October 29, 2001
Monday, October 29, 2001
Well the end of the cruise is fast approaching, and everyone is looking
forward to the traditional cookout on the back of the fantail. This year
it happens to coincide with Halloween so the slate of events is full with
the BBQ, Roses burial at sea (Tims late retriever-collie mix),
a live concert featuring The Atlantis Deep-Sea Blue Water Band, and then
an open-mike session with Chief Scientist Craig Cary.
With these thoughts in mind, I have been reflecting on what motivates people to come out here 1,200 miles from land, far from family, news, and the World Series. For members of the science team, the reasons seem obvious to me. An Atlantis/Alvin cruise offers the chance for a once-in-a-lifetime experience. A chance to do something relatively unique. Fun. To visit, study, and collect samples from an ecosystem unimaginable just 25 years ago. Many of the scientists lucky enough to have the chance to dive in Alvin describe it as a life-changing event. One that usually has been dreamed of many years earlier.
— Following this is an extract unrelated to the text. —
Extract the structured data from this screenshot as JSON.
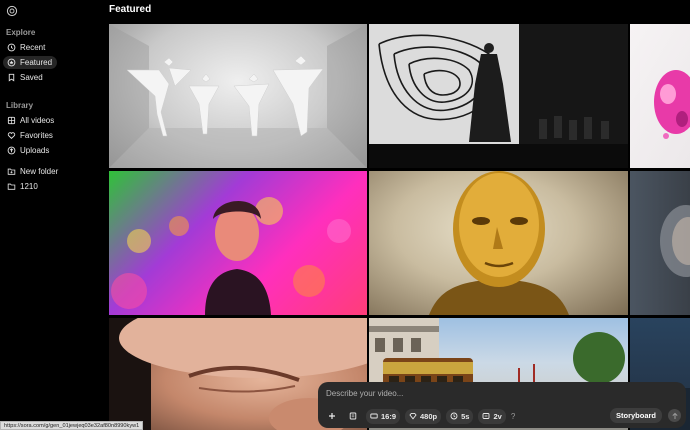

One that gives a new, or renewed sense of ones place and humanitys place on Earth.
For scientists, diving in Alvin gives one a greater sense of and appreciation for life on Earth, its marvelous diversity and adaptability. I certainly felt that way after my first dive in 1995, and I do even more today. I think this perspective is similar to what astronauts describe upon return from space flight. For me, understanding the motivation for crew members is more difficult. The crew maintains all life functions on the ship. From our air conditioning, to our plumbing, communication, ship safety, and cooking all of our wonderful meals, the crew makes everything out here possible. Technically gifted and under the leadership of Capt. George Silva, they get us exactly where we want to go on the dime. The crew is also responsible for our non-Alvin free vehicles. These deployments are often done after dinner, at night, when many of us are taking a short break and perhaps watching a movie. From my perspective, the crew doesnt get the amount of respect they deserve. Many of them are here for the experience, others seem born for this type of life and couldnt imagine doing anything else. And some seem to be here for the romantic lure of the sea. All are incredibly dedicated and make tremendous personal sacrifices to help us do our science. It seems to me the scientists dont do enough to show our appreciation for them. Should we include them in our scientific papers? Christina (one of our Shipboard Science Support Group) said, Naw, chocolate. Dedication and selfless sacrifice. That pretty much describes the crew.
For the Alvin crew, motivation seems more obvious to me. Led by Pat Hickey, the team operates like a finely tuned Special Ops. unit. Highly skilled, close knit, they depend on each other for everything from tooling the sub to navigation from the top lab. They also depend on each other for their and our personal safety. The best show high levels of situational awareness. An almost uncanny (and difficult or impossible-to-teach skill) for knowing what could happen before it does, and making adjustments. Alvin pilots possess many of the same skills as fighter pilots (I know these well, as my brother was an Air Force pilot and flew the U2 spy plane). The chance to be an Alvin crew member means being part of one of the most elite and demanding teams in the world. In the 37-year history of Alvin, there have only been 30 40 pilots. On this cruise, I had the good fortune to be the Port observer on 2 PIT dives. These are dives dedicated to training potential Alvin pilots. The PIT (Pilot In Training) gets some bottom time and a chance to learn the ropes. If after a year or so, the PIT is deemed skilled enough, they are tested back in Woods Hole by Alvin Ops staff, Scientists, and the Navy. Then they may become a pilot.
On this cruise the PIT dives were taken by Anthony Tarantino and Noel Masias. Anthony has been training for about a year and is rapidly developing his skills. Noel took his first-ever dive on this cruise. On Noels dive, Pat Hickey was the pilot. Pat has been doing this a long time and is an absolute wizard on the bottom. He uses the manipulators like they are his own hands. What I learned from these PIT dives is the slope of the learning curve for Alvin pilots. Believe me, it is steep. This is about the ninth or tenth oceanographic cruise and maybe the sixth or seventh Atlantis/Alvin cruise that I have been on. My first was back in 1989 and lasted eight days. The seasickness lasted ten. As I have grown older and more experienced in my field, my perspective has changed. I now am in greater awe and appreciation for the people who work out here eight months a year. But for me, some things have not changed. Being out here with just the wind, sky, and vast blue still gives me a sense of place and balance. But more than ever, its a rush.